Whenever a line carries the word "iPhone", pull it out of the entries.
--- DATASET RECORDS Enclosed Below ---
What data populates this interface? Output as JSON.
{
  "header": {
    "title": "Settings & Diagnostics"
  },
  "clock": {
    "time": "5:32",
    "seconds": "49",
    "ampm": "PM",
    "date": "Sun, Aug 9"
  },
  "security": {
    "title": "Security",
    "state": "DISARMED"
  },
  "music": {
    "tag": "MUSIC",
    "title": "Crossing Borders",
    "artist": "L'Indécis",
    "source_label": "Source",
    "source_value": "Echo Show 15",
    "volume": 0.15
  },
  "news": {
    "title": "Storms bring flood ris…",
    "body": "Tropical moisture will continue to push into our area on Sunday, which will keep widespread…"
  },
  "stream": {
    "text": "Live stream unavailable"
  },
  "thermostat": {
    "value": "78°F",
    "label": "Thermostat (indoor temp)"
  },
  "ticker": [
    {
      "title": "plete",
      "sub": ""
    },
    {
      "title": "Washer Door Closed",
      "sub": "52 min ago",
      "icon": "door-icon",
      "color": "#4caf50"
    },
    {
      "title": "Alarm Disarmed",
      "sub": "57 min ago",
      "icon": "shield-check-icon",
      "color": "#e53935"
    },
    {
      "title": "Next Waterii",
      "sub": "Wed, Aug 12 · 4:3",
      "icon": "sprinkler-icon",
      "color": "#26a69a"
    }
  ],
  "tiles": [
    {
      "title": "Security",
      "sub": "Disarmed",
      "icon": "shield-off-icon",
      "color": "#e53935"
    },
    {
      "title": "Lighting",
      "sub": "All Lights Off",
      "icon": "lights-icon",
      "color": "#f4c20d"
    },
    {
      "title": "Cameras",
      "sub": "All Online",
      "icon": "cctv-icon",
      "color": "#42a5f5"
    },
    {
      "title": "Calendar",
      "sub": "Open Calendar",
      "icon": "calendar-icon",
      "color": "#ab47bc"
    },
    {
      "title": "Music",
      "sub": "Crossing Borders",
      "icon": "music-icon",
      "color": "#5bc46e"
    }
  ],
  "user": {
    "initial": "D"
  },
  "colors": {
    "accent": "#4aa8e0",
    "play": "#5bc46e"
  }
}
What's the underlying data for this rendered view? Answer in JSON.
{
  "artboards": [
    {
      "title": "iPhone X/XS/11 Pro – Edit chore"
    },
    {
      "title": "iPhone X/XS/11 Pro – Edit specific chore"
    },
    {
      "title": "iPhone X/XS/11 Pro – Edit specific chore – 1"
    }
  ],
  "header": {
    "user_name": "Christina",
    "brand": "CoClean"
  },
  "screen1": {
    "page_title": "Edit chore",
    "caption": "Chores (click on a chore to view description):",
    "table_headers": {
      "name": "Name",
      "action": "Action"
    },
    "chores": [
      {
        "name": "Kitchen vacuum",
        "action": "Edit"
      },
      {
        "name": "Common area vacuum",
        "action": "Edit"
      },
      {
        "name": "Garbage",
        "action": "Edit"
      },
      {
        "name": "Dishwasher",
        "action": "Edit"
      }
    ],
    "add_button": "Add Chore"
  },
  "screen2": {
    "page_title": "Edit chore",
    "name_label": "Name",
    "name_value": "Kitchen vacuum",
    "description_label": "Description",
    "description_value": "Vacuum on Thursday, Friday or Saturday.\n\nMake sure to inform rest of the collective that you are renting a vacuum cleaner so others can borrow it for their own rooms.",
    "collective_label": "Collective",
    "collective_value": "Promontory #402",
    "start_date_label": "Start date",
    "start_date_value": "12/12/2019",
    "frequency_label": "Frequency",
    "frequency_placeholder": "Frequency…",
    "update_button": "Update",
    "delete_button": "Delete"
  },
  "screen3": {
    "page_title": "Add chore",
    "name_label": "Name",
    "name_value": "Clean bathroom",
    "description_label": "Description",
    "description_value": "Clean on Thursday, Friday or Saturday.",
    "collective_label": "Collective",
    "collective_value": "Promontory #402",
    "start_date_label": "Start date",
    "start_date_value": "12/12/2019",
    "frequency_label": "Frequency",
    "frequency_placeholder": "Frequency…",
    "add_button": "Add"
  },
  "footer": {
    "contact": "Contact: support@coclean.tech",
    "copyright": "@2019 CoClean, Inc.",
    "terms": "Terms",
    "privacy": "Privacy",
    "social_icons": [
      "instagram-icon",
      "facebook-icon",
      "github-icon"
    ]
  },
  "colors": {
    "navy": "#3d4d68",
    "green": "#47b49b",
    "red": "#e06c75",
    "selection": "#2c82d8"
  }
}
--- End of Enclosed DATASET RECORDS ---
REPLY:
      "title": "iPhone X/XS/11 Pro – Edit chore"
      "title": "iPhone X/XS/11 Pro – Edit specific chore"
      "title": "iPhone X/XS/11 Pro – Edit specific chore – 1"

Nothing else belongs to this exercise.